Pork belly is one such cut I’ve been looking to smoke but hadn’t come across it, even pre-pandemic. However, on a recent trip to Costco they were flush with pork bellies even though the rest of the beef and pork meat case was pretty bare.

But what to do with the 9 pound pork belly? Should I cube it and make pork belly burnt ends or smoke it whole with a salt and pepper rub a la a brisket? Robbie from City Limits Q down in Columbia suggested over Instagram that I split it in half and do both, which only made too much sense. His big thing, however, was to be sure I brine the belly and I did exactly that with kosher salt overnight the night before.

That morning, as I fired up the smoker and let it get to temp, I sliced the pork belly in half and cubed one half and sprinkled in with Hardcore Carnivore’s Red rub. For the “whole” half, I sprinkled the same kosher salt and coarse ground pepper rub I’ve used on tri-tip and other beef cuts. Then, onto the smoker they went.

After 2 hours at 250-275 degrees, the burnt ends were done with their smoke bath. The next step was to toss them in barbecue sauce, honey, and butter and put back on the smoker in a covered pan.

After 1.5 hours, I took off the foil and finished the final 30 minutes uncovered. Then, they came out in sauced little nuggets of pork and fat. About 4 hours total, and I got this perfect sweet and savory bite.

As for the other half of the belly, a little after 3 hours it was already up to 200 degrees internal temperature.
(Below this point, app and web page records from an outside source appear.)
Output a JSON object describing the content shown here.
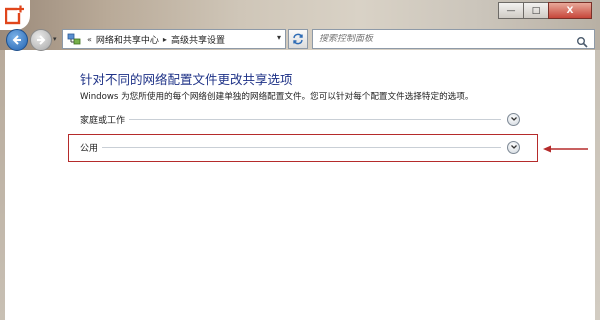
{
  "window": {
    "controls": {
      "minimize": "—",
      "maximize": "□",
      "close": "X"
    }
  },
  "icons": {
    "logo": "app-logo-icon",
    "back": "back-arrow-icon",
    "forward": "forward-arrow-icon",
    "network": "network-sharing-icon",
    "refresh": "refresh-icon",
    "search": "search-icon",
    "expand": "chevron-down-icon"
  },
  "address_bar": {
    "prefix": "«",
    "breadcrumbs": [
      "网络和共享中心",
      "高级共享设置"
    ],
    "separator": "▸"
  },
  "search": {
    "placeholder": "搜索控制面板"
  },
  "page": {
    "title": "针对不同的网络配置文件更改共享选项",
    "description": "Windows 为您所使用的每个网络创建单独的网络配置文件。您可以针对每个配置文件选择特定的选项。"
  },
  "sections": [
    {
      "label": "家庭或工作"
    },
    {
      "label": "公用"
    }
  ],
  "colors": {
    "title": "#1e3287",
    "highlight": "#b52b2b",
    "accent": "#2363b0"
  }
}
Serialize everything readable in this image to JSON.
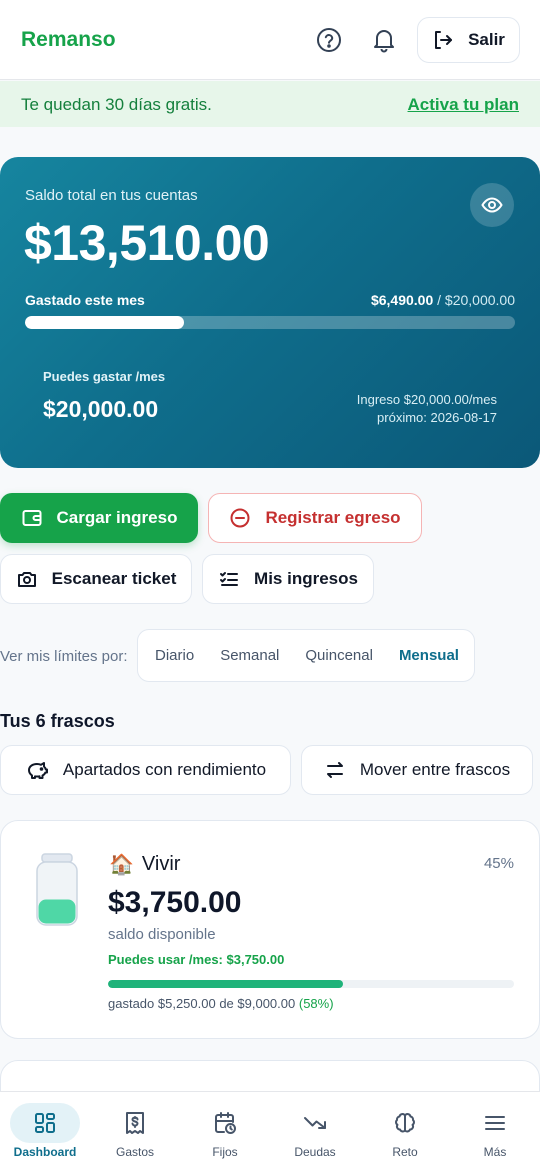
{
  "header": {
    "brand": "Remanso",
    "logout_label": "Salir"
  },
  "trial": {
    "message": "Te quedan 30 días gratis.",
    "link": "Activa tu plan"
  },
  "balance": {
    "label": "Saldo total en tus cuentas",
    "amount": "$13,510.00",
    "spent_label": "Gastado este mes",
    "spent_amount": "$6,490.00",
    "spent_total": " / $20,000.00",
    "spent_fraction": 0.3245,
    "can_spend_label": "Puedes gastar /mes",
    "can_spend_amount": "$20,000.00",
    "income_line": "Ingreso $20,000.00/mes",
    "next_line": "próximo: 2026-08-17"
  },
  "actions": {
    "load_income": "Cargar ingreso",
    "register_expense": "Registrar egreso",
    "scan_ticket": "Escanear ticket",
    "my_income": "Mis ingresos"
  },
  "limits": {
    "label": "Ver mis límites por:",
    "options": [
      "Diario",
      "Semanal",
      "Quincenal",
      "Mensual"
    ],
    "selected": "Mensual"
  },
  "jars": {
    "title": "Tus 6 frascos",
    "savings_button": "Apartados con rendimiento",
    "move_button": "Mover entre frascos",
    "items": [
      {
        "emoji": "🏠",
        "name": "Vivir",
        "percent": "45%",
        "amount": "$3,750.00",
        "sub": "saldo disponible",
        "can_use": "Puedes usar /mes: $3,750.00",
        "spent_text": "gastado $5,250.00 de $9,000.00",
        "spent_pct": "(58%)",
        "progress": 0.58,
        "fill_level": 0.4
      }
    ]
  },
  "nav": {
    "items": [
      "Dashboard",
      "Gastos",
      "Fijos",
      "Deudas",
      "Reto",
      "Más"
    ],
    "active": "Dashboard"
  },
  "colors": {
    "brand": "#16a34a",
    "primary": "#0f6e8c",
    "danger": "#c53030"
  }
}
I wrapped in butcher paper and rested in a cooler for a few hours until dinner time.

…But not before slicing off a couple slices and throwing onto a potato roll with some homemade pickles I made a few weeks back. The pork belly is such a fatty, rich cut that the acid from the pickles nicely counteracts it. The combination of which makes a pretty darn good sandwich.
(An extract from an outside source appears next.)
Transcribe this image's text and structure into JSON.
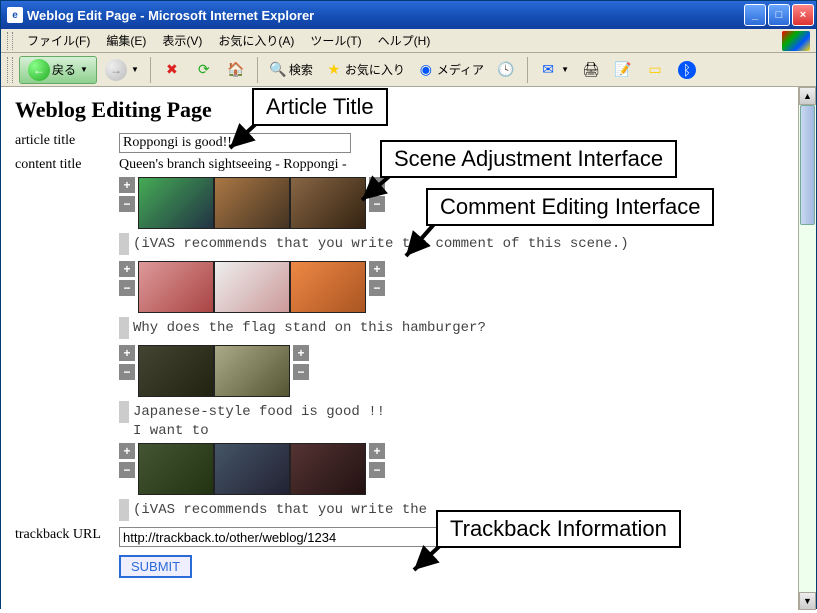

I’m not saying this will replace my pork butt as my go-to but it’s nice to have it in the arsenal. While a pork butt will take me 10-12 hours depending on the size of the butt and how fast I’m smoking, I smoked this pork belly two ways and got two fantastic dishes in less than 5 hours total (both of which I have received really good feedback on). On one hand, it was nice to knock out the smoke before lunch but on the other, I didn’t get any extended beer drinking time.

As others have urged, if you are apt to smoking, use this weird time of pandemic as a reason to try something new. You may just love the results.